DCM VR (1389 R. Sgt. Maj: B. Turner. 10th. Hussars 16th. Feb. 1885.) ‘R’ in rank corrected;
Afghan (0) (1389. Lce. Corpl. B. Turner. 10th. Rl. Hussars.);
Egypt (1) The Nile 1884-85 (1389, R.S. Maj: B. Turner, 10th. Husrs.);
QSA (5) CC OFS Tr 01 02 (Capt: Ridg: Mr: B. Turner, 6/Drgn: Gds:) date clasps both tailor’s copies;
Khedive’s Star, unnamed as issued
Provenance: Dix Noonan Webb, September 2000.
DCM awarded for action at Abu Klea, 16 February 1885. Recommendation submitted to the Queen, 25 August 1885, details appearing in The Times 26 November 1885:
‘Troop Sergeant Major B. Turner, 10th Hussars - At all times showed the most remarkable coolness and zeal in his responsible position (Regimental Sergeant Major), and during the night of the 16th of February at Abu Klea was continually under fire.’
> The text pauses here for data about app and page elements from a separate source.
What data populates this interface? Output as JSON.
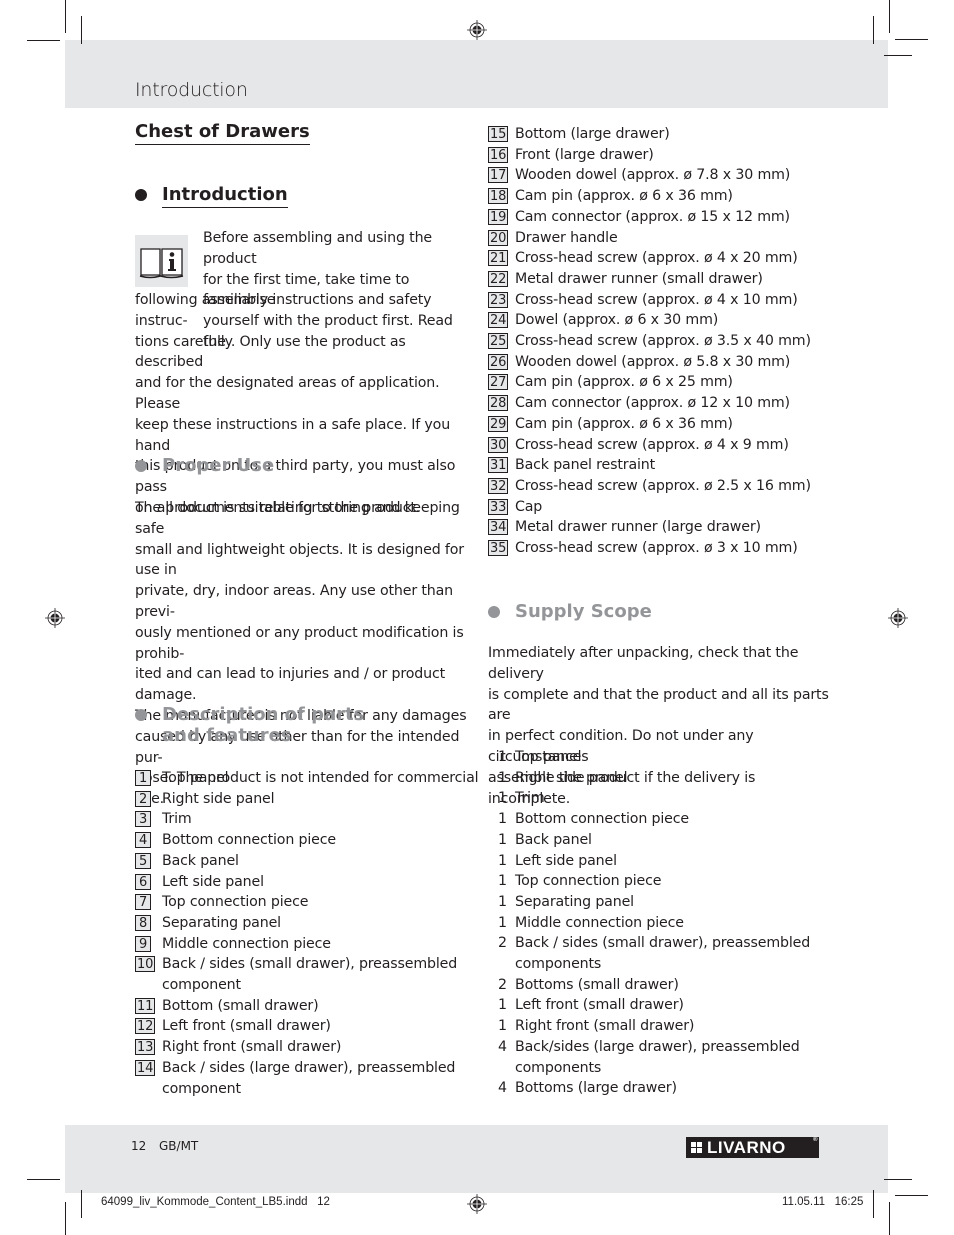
{
  "header": {
    "title": "Introduction"
  },
  "main_title": "Chest of Drawers",
  "icons": {
    "registration_mark": "crosshair-target-icon",
    "info": "book-info-icon",
    "bullet": "filled-circle-icon",
    "logo": "livarno-logo"
  },
  "colors": {
    "band_grey": "#e6e7e8",
    "heading_grey": "#939598",
    "text": "#231f20"
  },
  "introduction": {
    "heading": "Introduction",
    "lines": [
      "Before assembling and using the product",
      "for the first time, take time to familiarise",
      "yourself with the product first. Read the",
      "following assembly instructions and safety instruc-",
      "tions carefully. Only use the product as described",
      "and for the designated areas of application. Please",
      "keep these instructions in a safe place. If you hand",
      "this product on to a third party, you must also pass",
      "on all documents relating to the product."
    ]
  },
  "proper_use": {
    "heading": "Proper Use",
    "lines": [
      "The product is suitable for storing and keeping safe",
      "small and lightweight objects. It is designed for use in",
      "private, dry, indoor areas. Any use other than previ-",
      "ously mentioned or any product modification is prohib-",
      "ited and can lead to injuries and / or product damage.",
      "The manufacturer is not liable for any damages",
      "caused by any use other than for the intended pur-",
      "pose. The product is not intended for commercial use."
    ]
  },
  "description": {
    "heading_line1": "Description of parts",
    "heading_line2": "and features",
    "parts": [
      {
        "num": "1",
        "label": "Top panel"
      },
      {
        "num": "2",
        "label": "Right side panel"
      },
      {
        "num": "3",
        "label": "Trim"
      },
      {
        "num": "4",
        "label": "Bottom connection piece"
      },
      {
        "num": "5",
        "label": "Back panel"
      },
      {
        "num": "6",
        "label": "Left side panel"
      },
      {
        "num": "7",
        "label": "Top connection piece"
      },
      {
        "num": "8",
        "label": "Separating panel"
      },
      {
        "num": "9",
        "label": "Middle connection piece"
      },
      {
        "num": "10",
        "label": "Back / sides (small drawer), preassembled",
        "label2": "component"
      },
      {
        "num": "11",
        "label": "Bottom (small drawer)"
      },
      {
        "num": "12",
        "label": "Left front (small drawer)"
      },
      {
        "num": "13",
        "label": "Right front (small drawer)"
      },
      {
        "num": "14",
        "label": "Back / sides (large drawer), preassembled",
        "label2": "component"
      },
      {
        "num": "15",
        "label": "Bottom (large drawer)"
      },
      {
        "num": "16",
        "label": "Front (large drawer)"
      },
      {
        "num": "17",
        "label": "Wooden dowel (approx. ø 7.8 x 30 mm)"
      },
      {
        "num": "18",
        "label": "Cam pin (approx. ø 6 x 36 mm)"
      },
      {
        "num": "19",
        "label": "Cam connector (approx. ø 15 x 12 mm)"
      },
      {
        "num": "20",
        "label": "Drawer handle"
      },
      {
        "num": "21",
        "label": "Cross-head screw (approx. ø 4 x 20 mm)"
      },
      {
        "num": "22",
        "label": "Metal drawer runner (small drawer)"
      },
      {
        "num": "23",
        "label": "Cross-head screw (approx. ø 4 x 10 mm)"
      },
      {
        "num": "24",
        "label": "Dowel (approx. ø 6 x 30 mm)"
      },
      {
        "num": "25",
        "label": "Cross-head screw (approx. ø 3.5 x 40 mm)"
      },
      {
        "num": "26",
        "label": "Wooden dowel (approx. ø 5.8 x 30 mm)"
      },
      {
        "num": "27",
        "label": "Cam pin (approx. ø 6 x 25 mm)"
      },
      {
        "num": "28",
        "label": "Cam connector (approx. ø 12 x 10 mm)"
      },
      {
        "num": "29",
        "label": "Cam pin (approx. ø 6 x 36 mm)"
      },
      {
        "num": "30",
        "label": "Cross-head screw (approx. ø 4 x 9 mm)"
      },
      {
        "num": "31",
        "label": "Back panel restraint"
      },
      {
        "num": "32",
        "label": "Cross-head screw (approx. ø 2.5 x 16 mm)"
      },
      {
        "num": "33",
        "label": "Cap"
      },
      {
        "num": "34",
        "label": "Metal drawer runner (large drawer)"
      },
      {
        "num": "35",
        "label": "Cross-head screw (approx. ø 3 x 10 mm)"
      }
    ]
  },
  "supply_scope": {
    "heading": "Supply Scope",
    "lines": [
      "Immediately after unpacking, check that the delivery",
      "is complete and that the product and all its parts are",
      "in perfect condition. Do not under any circumstances",
      "assemble the product if the delivery is incomplete."
    ],
    "items": [
      {
        "qty": "1",
        "label": "Top panel"
      },
      {
        "qty": "1",
        "label": "Right side panel"
      },
      {
        "qty": "1",
        "label": "Trim"
      },
      {
        "qty": "1",
        "label": "Bottom connection piece"
      },
      {
        "qty": "1",
        "label": "Back panel"
      },
      {
        "qty": "1",
        "label": "Left side panel"
      },
      {
        "qty": "1",
        "label": "Top connection piece"
      },
      {
        "qty": "1",
        "label": "Separating panel"
      },
      {
        "qty": "1",
        "label": "Middle connection piece"
      },
      {
        "qty": "2",
        "label": "Back / sides (small drawer), preassembled",
        "label2": "components"
      },
      {
        "qty": "2",
        "label": "Bottoms (small drawer)"
      },
      {
        "qty": "1",
        "label": "Left front (small drawer)"
      },
      {
        "qty": "1",
        "label": "Right front (small drawer)"
      },
      {
        "qty": "4",
        "label": "Back/sides (large drawer), preassembled",
        "label2": "components"
      },
      {
        "qty": "4",
        "label": "Bottoms (large drawer)"
      }
    ]
  },
  "footer": {
    "page_number": "12",
    "language": "GB/MT",
    "brand": "LIVARNO",
    "brand_mark": "®"
  },
  "slug": {
    "file": "64099_liv_Kommode_Content_LB5.indd   12",
    "datetime": "11.05.11   16:25"
  }
}
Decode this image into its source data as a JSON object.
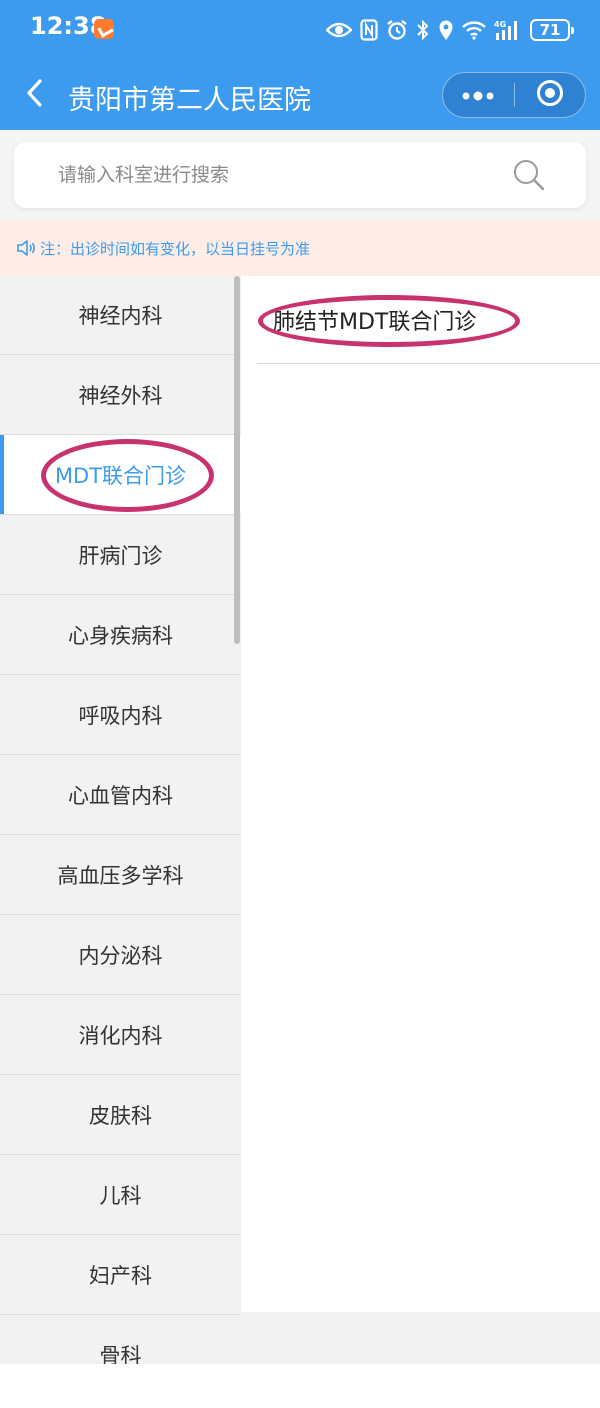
{
  "status_bar": {
    "time": "12:38",
    "battery": "71",
    "icons": [
      "eye-icon",
      "nfc-icon",
      "alarm-icon",
      "bluetooth-icon",
      "location-icon",
      "wifi-icon",
      "signal-4g-icon",
      "battery-icon"
    ]
  },
  "nav": {
    "title": "贵阳市第二人民医院",
    "back_icon": "chevron-left-icon",
    "capsule_icons": [
      "more-dots-icon",
      "close-circle-icon"
    ]
  },
  "search": {
    "placeholder": "请输入科室进行搜索",
    "icon": "search-icon"
  },
  "notice": {
    "icon": "speaker-icon",
    "text": "注：出诊时间如有变化，以当日挂号为准"
  },
  "departments": {
    "items": [
      {
        "label": "神经内科"
      },
      {
        "label": "神经外科"
      },
      {
        "label": "MDT联合门诊"
      },
      {
        "label": "肝病门诊"
      },
      {
        "label": "心身疾病科"
      },
      {
        "label": "呼吸内科"
      },
      {
        "label": "心血管内科"
      },
      {
        "label": "高血压多学科"
      },
      {
        "label": "内分泌科"
      },
      {
        "label": "消化内科"
      },
      {
        "label": "皮肤科"
      },
      {
        "label": "儿科"
      },
      {
        "label": "妇产科"
      },
      {
        "label": "骨科"
      }
    ],
    "selected": "MDT联合门诊"
  },
  "clinics": {
    "items": [
      {
        "label": "肺结节MDT联合门诊"
      }
    ]
  },
  "colors": {
    "header": "#3d9bef",
    "accent": "#3d9bef",
    "notice_bg": "#fdede6",
    "annotation": "#c8336e",
    "list_bg": "#f2f2f2"
  }
}
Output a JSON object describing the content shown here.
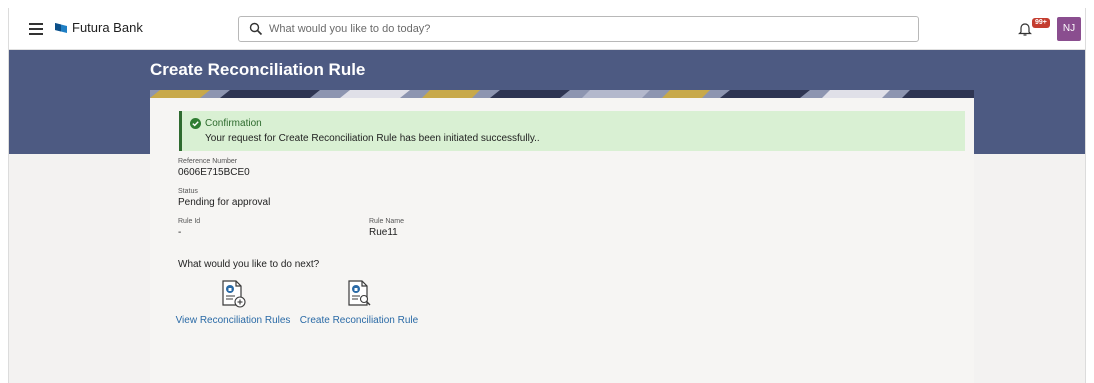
{
  "header": {
    "brand": "Futura Bank",
    "search_placeholder": "What would you like to do today?",
    "notification_badge": "99+",
    "avatar_initials": "NJ"
  },
  "page": {
    "title": "Create Reconciliation Rule"
  },
  "confirmation": {
    "title": "Confirmation",
    "message": "Your request for Create Reconciliation Rule has been initiated successfully.."
  },
  "details": {
    "reference_label": "Reference Number",
    "reference_value": "0606E715BCE0",
    "status_label": "Status",
    "status_value": "Pending for approval",
    "rule_id_label": "Rule Id",
    "rule_id_value": "-",
    "rule_name_label": "Rule Name",
    "rule_name_value": "Rue11"
  },
  "next_steps": {
    "prompt": "What would you like to do next?",
    "actions": [
      {
        "label": "View Reconciliation Rules",
        "icon": "document-add-icon"
      },
      {
        "label": "Create Reconciliation Rule",
        "icon": "document-search-icon"
      }
    ]
  },
  "colors": {
    "hero": "#4d5a82",
    "confirm_bg": "#d9f0d3",
    "confirm_accent": "#2f6b30",
    "link": "#2a6aa6",
    "avatar": "#8a4e8f",
    "badge": "#c43d2f"
  }
}
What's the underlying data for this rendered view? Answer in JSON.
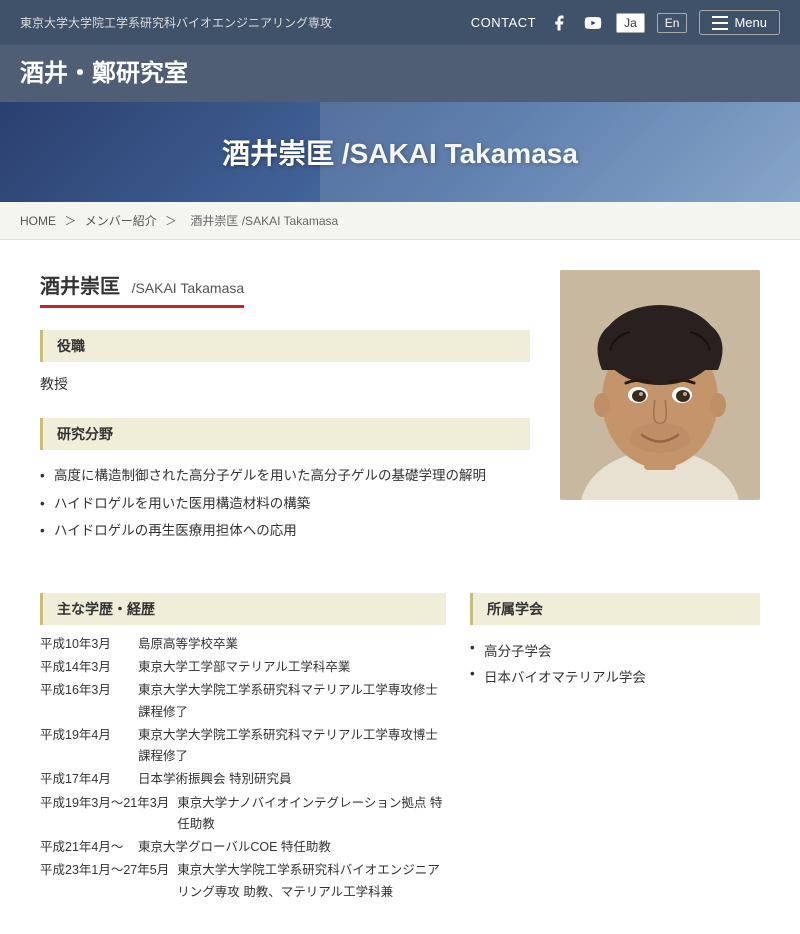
{
  "site": {
    "dept_name": "東京大学大学院工学系研究科バイオエンジニアリング専攻",
    "lab_name": "酒井・鄭研究室",
    "contact_label": "CONTACT",
    "lang_ja": "Ja",
    "lang_en": "En",
    "menu_label": "Menu"
  },
  "hero": {
    "title": "酒井崇匡 /SAKAI Takamasa"
  },
  "breadcrumb": {
    "home": "HOME",
    "members": "メンバー紹介",
    "current": "酒井崇匡 /SAKAI Takamasa"
  },
  "person": {
    "name_jp": "酒井崇匡",
    "name_roman": "/SAKAI Takamasa",
    "position_label": "役職",
    "position_value": "教授",
    "research_label": "研究分野",
    "research_items": [
      "高度に構造制御された高分子ゲルを用いた高分子ゲルの基礎学理の解明",
      "ハイドロゲルを用いた医用構造材料の構築",
      "ハイドロゲルの再生医療用担体への応用"
    ],
    "edu_label": "主な学歴・経歴",
    "edu_items": [
      {
        "date": "平成10年3月",
        "desc": "島原高等学校卒業"
      },
      {
        "date": "平成14年3月",
        "desc": "東京大学工学部マテリアル工学科卒業"
      },
      {
        "date": "平成16年3月",
        "desc": "東京大学大学院工学系研究科マテリアル工学専攻修士課程修了"
      },
      {
        "date": "平成19年4月",
        "desc": "東京大学大学院工学系研究科マテリアル工学専攻博士課程修了"
      },
      {
        "date": "平成17年4月",
        "desc": "日本学術振興会 特別研究員"
      },
      {
        "date": "平成19年3月～21年3月",
        "desc": "東京大学ナノバイオインテグレーション拠点 特任助教"
      },
      {
        "date": "平成21年4月～",
        "desc": "東京大学グローバルCOE 特任助教"
      },
      {
        "date": "平成23年1月～27年5月",
        "desc": "東京大学大学院工学系研究科バイオエンジニアリング専攻 助教、マテリアル工学科兼"
      }
    ],
    "society_label": "所属学会",
    "society_items": [
      "高分子学会",
      "日本バイオマテリアル学会"
    ]
  }
}
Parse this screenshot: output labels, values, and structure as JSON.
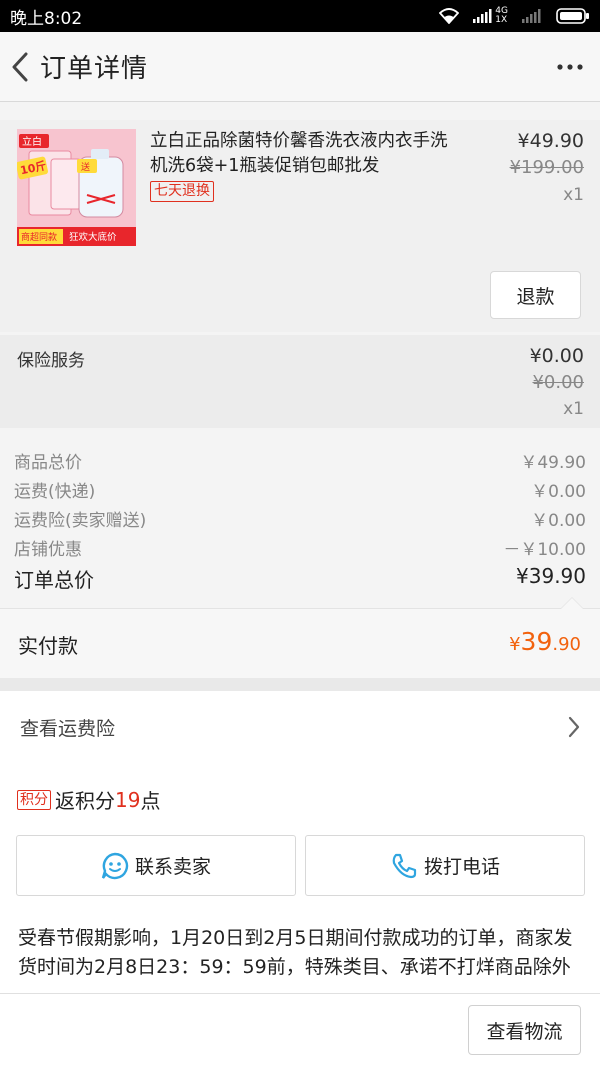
{
  "status_bar": {
    "time": "晚上8:02",
    "network_top": "4G",
    "network_bottom": "1X"
  },
  "header": {
    "title": "订单详情",
    "back_icon": "chevron-left-icon",
    "more_icon": "more-dots-icon"
  },
  "product": {
    "title": "立白正品除菌特价馨香洗衣液内衣手洗机洗6袋+1瓶装促销包邮批发",
    "badge": "七天退换",
    "price": "¥49.90",
    "original_price": "¥199.00",
    "quantity": "x1",
    "refund_label": "退款",
    "image": {
      "brand": "立白",
      "promo_top": "10斤",
      "promo_side": "送",
      "banner_left": "商超同款",
      "banner_right": "狂欢大底价"
    }
  },
  "insurance": {
    "label": "保险服务",
    "price": "¥0.00",
    "original_price": "¥0.00",
    "quantity": "x1"
  },
  "summary": {
    "rows": [
      {
        "label": "商品总价",
        "value": "￥49.90"
      },
      {
        "label": "运费(快递)",
        "value": "￥0.00"
      },
      {
        "label": "运费险(卖家赠送)",
        "value": "￥0.00"
      },
      {
        "label": "店铺优惠",
        "value": "－￥10.00"
      }
    ],
    "total_label": "订单总价",
    "total_value": "¥39.90"
  },
  "paid": {
    "label": "实付款",
    "currency": "¥",
    "integer": "39",
    "decimal": ".90"
  },
  "freight_insurance": {
    "label": "查看运费险"
  },
  "points": {
    "badge": "积分",
    "prefix": "返积分",
    "count": "19",
    "suffix": "点"
  },
  "actions": {
    "contact_seller": "联系卖家",
    "call_phone": "拨打电话"
  },
  "notice": {
    "text": "受春节假期影响，1月20日到2月5日期间付款成功的订单，商家发货时间为2月8日23：59：59前，特殊类目、承诺不打烊商品除外"
  },
  "bottom": {
    "logistics_label": "查看物流"
  },
  "colors": {
    "accent_orange": "#f2620e",
    "badge_red": "#e0301e",
    "chat_icon_blue": "#2fa5e0"
  }
}
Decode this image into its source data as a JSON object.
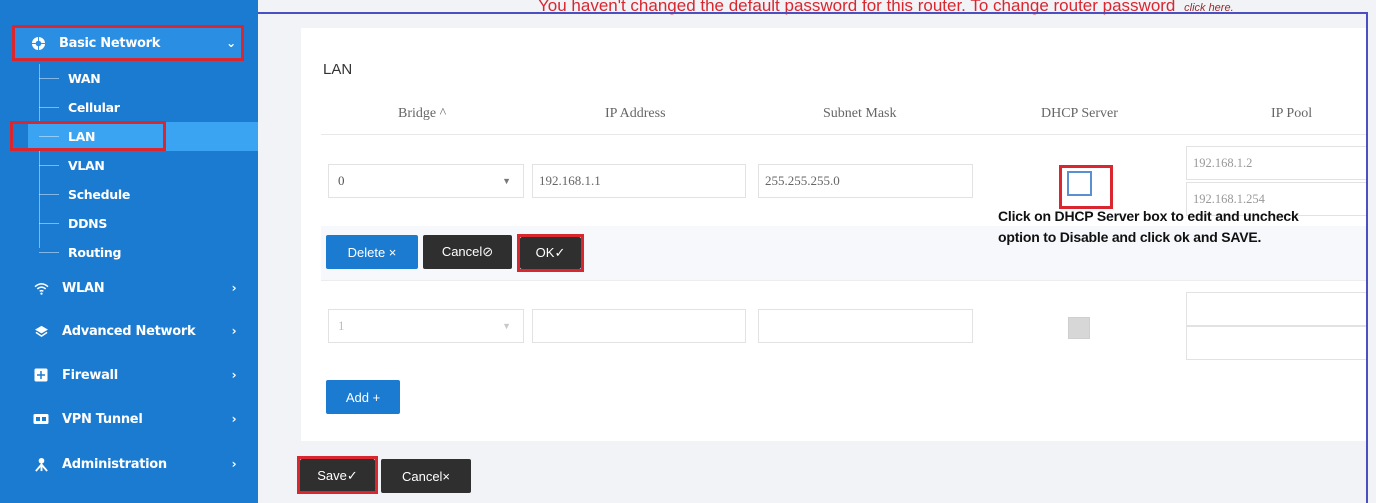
{
  "sidebar": {
    "basic_network": "Basic Network",
    "sub_items": [
      "WAN",
      "Cellular",
      "LAN",
      "VLAN",
      "Schedule",
      "DDNS",
      "Routing"
    ],
    "wlan": "WLAN",
    "advanced_network": "Advanced Network",
    "firewall": "Firewall",
    "vpn_tunnel": "VPN Tunnel",
    "administration": "Administration",
    "chevron_open": "⌄",
    "chevron_closed": "›"
  },
  "warning": {
    "text": "You haven't changed the default password for this router. To change router password",
    "link": "click here."
  },
  "lan": {
    "title": "LAN",
    "headers": {
      "bridge": "Bridge ^",
      "ip_address": "IP Address",
      "subnet_mask": "Subnet Mask",
      "dhcp_server": "DHCP Server",
      "ip_pool": "IP Pool"
    },
    "row1": {
      "bridge": "0",
      "ip_address": "192.168.1.1",
      "subnet_mask": "255.255.255.0",
      "pool_start": "192.168.1.2",
      "pool_end": "192.168.1.254"
    },
    "row2": {
      "bridge": "1"
    },
    "buttons": {
      "delete": "Delete ×",
      "cancel": "Cancel⊘",
      "ok": "OK✓",
      "add": "Add +"
    }
  },
  "note": {
    "line1": "Click on DHCP Server box to edit and uncheck",
    "line2": "option to Disable and click ok and SAVE."
  },
  "footer": {
    "save": "Save✓",
    "cancel": "Cancel×"
  },
  "colors": {
    "sidebar": "#1b7bd1",
    "highlight": "#d9262f",
    "primary_button": "#1b7bd1",
    "dark_button": "#2f2f2f"
  }
}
Benjamin Turner served with the 10th Hussars during the Second Afghan War 1878-80, and was present during the Koorum and Kost Expeditions, the reconnaissance of Peiwar Kotal, and took part in the actions of Matun and Futtehabad. Having advanced to Troop Sergeant Major, Turner was attached as Regimental Sergeant Major for service with the Light Camel Regiment for the Nile Expedition of 1884-85.
Turner was awarded the D.C.M. for gallantry at Abu Klea, but not for actions during the Battle of Abu Klea which took place 17 January 1885. After the battle of Abu Klea the main body of troops marched on to Metammeh and the Nile River. Intermittent fighting continued all along the 25 mile march, with the Column’s progress being halted upon news of General Gordon’s death. A withdrawal from the Sudan was ordered, and the troops were forced into staging a fighting rearguard action. A six day halt was called at Abu Klea, and it was there, during the numerous attacks made by the Arabs that Turner distinguished himself on the night of 16 February.
On 25 November 1885 Turner attended Windsor Castle where he was presented with the D.C.M. by Queen Victoria. He was commissioned Second Lieutenant in the 6th Dragoon Guards, 29 July 1891. Turner served as Honorary Captain and Riding Master with the Regiment during the Second Boer War (entitled to QSA (5)). He retired in 1903, and died in Margate, 2 February 1944.
A photo of Officers of the 6th Dragoon Guards including recipient taken just before travelling to South Africa.
QSA (4) RoK Paar Drie Joh (Capt Hon Lonsdale R.D. Gray 6/Drgn Gds)
Richard Douglas Gray died of enteric fever at Johannesburg 10th June 1900. He was the son of Baroness Gray, born March 1870, educated at Uppingham and Pembroke College, Cambridge, entered 6th Dragoons from 5th BN Rifle Bde Feb 1893, promoted Lieut July 1895, Capt May 1900 when appointed ADC to OC 1st Cav Bde, mentioned in Lord Roberts dispatch dated 4/9/01.
Vredes Verdrag is a farm in the Orange Free State, 11 km west of Hennenman (Ventersburg Road). In the action on the Zand River on 10 May 1900, a squadron of the 6th Dragoons, one of the 2nd Dragoons, one of Australian Horse and two troops of the 6th Dragoon Guards were sent to attack Boer positions on a ridge which commanded a wide area. Although the crest of the southern end was gained, the force retired in the face of a strong counterattack. The position was taken later in the day when Maj-Gen Dickson’s 4th Cavalry Brigade turned its flank and the burghers were forced to retire.
British casualties were high with at least 20 killed or died of wounds and some 30 men wounded.
Gazetteer; Jones & Jones.
[ QSA (6) ]
KSA (2) (2764 S.Serjt.-Far. W. Wellock. 6th Drgn. Gds.)
Army LS&GC EdVII (2764 F.Q.M.Sjt. W. Wellock. 6/Dgn. Gds.)
Both medals with some rim damage.
Wellock was wounded in the Vredes Verdrag skirmish. Eighteen months later, on 14 November 1901, he was severely wounded at Rietfontein.
He was entitled to a 6-clasp QSA medal which is unfortunately missing.